So basically the whole idea of using HIIT is to raise your heart rate and then allow it to come back down again.One example of this would be for example sprints. The person runs as fast as they can for 15 to 60 seconds, then stops, rests for 30 seconds (or until their heart rate reaches 60% of their capacity) and then does it again. They could do this for 3 series or more and that would be an example of training with HIIT (I highly recommend to train with a watch that measures your heart rate when training with HIIT).
2. Aerobic exercise. It’s light to moderate intense activities, and refers to the use of oxygen to meet energy demands. Running 5 km is an example of an aerobic exercise.
OK, now that we know what both things are, let’s see the benefits and risks of HIIT activity.
Benefits of HIIT.
- A study published in the International Journal Sport Nutrition and Exercise Metabolism found that 2 minutes of intensive sprint interval training perform 3 times a week, during 6 weeks, was as good as running as 30 minutes, 3 times a week, during 6 weeks. So we can say it’s more effective for people who have less time to work-out.
- Increases Aerobic capacity. This may seem strange to people, because when you are training HIIT you are actually doing Anaerobic, but different studies have shown that it also increases the aerobic capacity.
- Increases Insulin sensitivity. This could be confusing to people so let me clear up what insulin sensitivity means: Insulin sensitivity describes how sensitive the body is to the effects of insulin. Someone said to be insulin sensitive will require smaller amounts of insulin to lower blood glucose levels than someone who has low sensitivity. Insulin sensitivity varies from person to person and doctors can perform tests to determine how sensitive an individual is to insulin. So the more insulin sensitive you are, the less likely you will develop type 2 diabetes. HIIT causes your muscles to absorb glucose more readily, preventing it from being stored as fat.

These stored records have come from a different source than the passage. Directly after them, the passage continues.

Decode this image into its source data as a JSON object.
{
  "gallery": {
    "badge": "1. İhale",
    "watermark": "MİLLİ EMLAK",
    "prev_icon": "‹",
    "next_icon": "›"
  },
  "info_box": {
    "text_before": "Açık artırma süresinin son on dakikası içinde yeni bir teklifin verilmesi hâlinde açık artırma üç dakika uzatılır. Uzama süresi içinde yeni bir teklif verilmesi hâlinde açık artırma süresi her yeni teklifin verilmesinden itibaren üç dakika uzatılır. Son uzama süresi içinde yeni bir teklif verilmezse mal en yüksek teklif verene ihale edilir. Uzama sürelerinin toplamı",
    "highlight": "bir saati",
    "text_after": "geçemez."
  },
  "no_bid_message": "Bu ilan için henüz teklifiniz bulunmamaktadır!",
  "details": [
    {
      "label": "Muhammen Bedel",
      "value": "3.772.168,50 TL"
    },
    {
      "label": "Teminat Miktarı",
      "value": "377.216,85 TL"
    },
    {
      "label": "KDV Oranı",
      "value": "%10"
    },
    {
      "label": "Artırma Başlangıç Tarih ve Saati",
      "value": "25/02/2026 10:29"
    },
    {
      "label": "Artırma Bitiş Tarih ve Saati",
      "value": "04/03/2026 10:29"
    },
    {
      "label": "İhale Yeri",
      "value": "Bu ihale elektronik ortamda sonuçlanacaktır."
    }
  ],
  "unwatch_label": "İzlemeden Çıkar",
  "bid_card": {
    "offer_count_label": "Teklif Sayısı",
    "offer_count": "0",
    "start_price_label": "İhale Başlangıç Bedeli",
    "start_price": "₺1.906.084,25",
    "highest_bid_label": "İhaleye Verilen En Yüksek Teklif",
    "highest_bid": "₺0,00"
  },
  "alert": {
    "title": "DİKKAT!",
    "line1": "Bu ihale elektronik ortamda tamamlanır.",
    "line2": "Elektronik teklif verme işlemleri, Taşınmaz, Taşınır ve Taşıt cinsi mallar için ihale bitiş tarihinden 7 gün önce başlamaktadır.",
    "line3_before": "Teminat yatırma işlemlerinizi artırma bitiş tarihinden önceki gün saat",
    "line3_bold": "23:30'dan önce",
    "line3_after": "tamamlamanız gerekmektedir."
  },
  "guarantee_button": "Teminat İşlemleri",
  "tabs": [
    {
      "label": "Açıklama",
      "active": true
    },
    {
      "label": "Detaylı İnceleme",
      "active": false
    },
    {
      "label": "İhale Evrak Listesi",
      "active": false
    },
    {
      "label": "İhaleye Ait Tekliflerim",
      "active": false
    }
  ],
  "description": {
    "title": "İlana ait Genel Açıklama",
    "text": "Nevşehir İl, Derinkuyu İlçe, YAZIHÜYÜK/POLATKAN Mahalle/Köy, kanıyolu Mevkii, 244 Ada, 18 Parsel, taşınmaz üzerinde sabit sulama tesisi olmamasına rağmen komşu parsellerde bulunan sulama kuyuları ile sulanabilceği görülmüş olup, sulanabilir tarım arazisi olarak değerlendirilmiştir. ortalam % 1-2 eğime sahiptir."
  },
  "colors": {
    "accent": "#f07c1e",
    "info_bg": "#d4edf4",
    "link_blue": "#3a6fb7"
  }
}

- Improves fat burning. It has been proven that the higher the intensity is during your cardio the more calories you will continue to burn after the exercise!!
Risk of High Intensity Interval Training
- I think the greatest risk is that you probably have a higher probability of getting injured. I haven’t read any articles that say so, but that is my conclusion. The higher the intensity of the exercise, the more likely you will get injured.
- You have to be in shape to do this kind of exercises. HIIT is not for everyone, especially people that are just starting to do sports. With HIIT your heart level reaches sometimes 90% or higher of your capacity. So I really don’t recommend this to any beginners.
Seeing the information we can see that HIIT is quite effective and probably can help you a lot in getting you in shape. HIIT will probably also help you get better physically at whatever sport you are practicing but the important thing to have in mind is that you first need a base to be able to do HIIT, and this base will only be acquired through aerobic exercise.
Having said that, I think a combination of both activities is the best option for most people. Aerobic activities have been proven to produce great effects on the body and mind of most people, but if you want to train a little harder and obtain better results you should try to “slowly” begin with HIIT.
My next blog will be about the topic or myth that exist out there, that low intense cardiovascular exercise will burn more fat than high intense cardiovascular activities. We will see if this is true and the explanation behind it. Until next time.
- What the Heck is Insulin and How Does It Affect Blood Sugar and Fat Loss? (greatist.com)
- HIIT me baby, one more time: interval training (hellotofit.wordpress.com)
- High Intensity Interval Training (cleaneatingfocusedtraining.wordpress.com)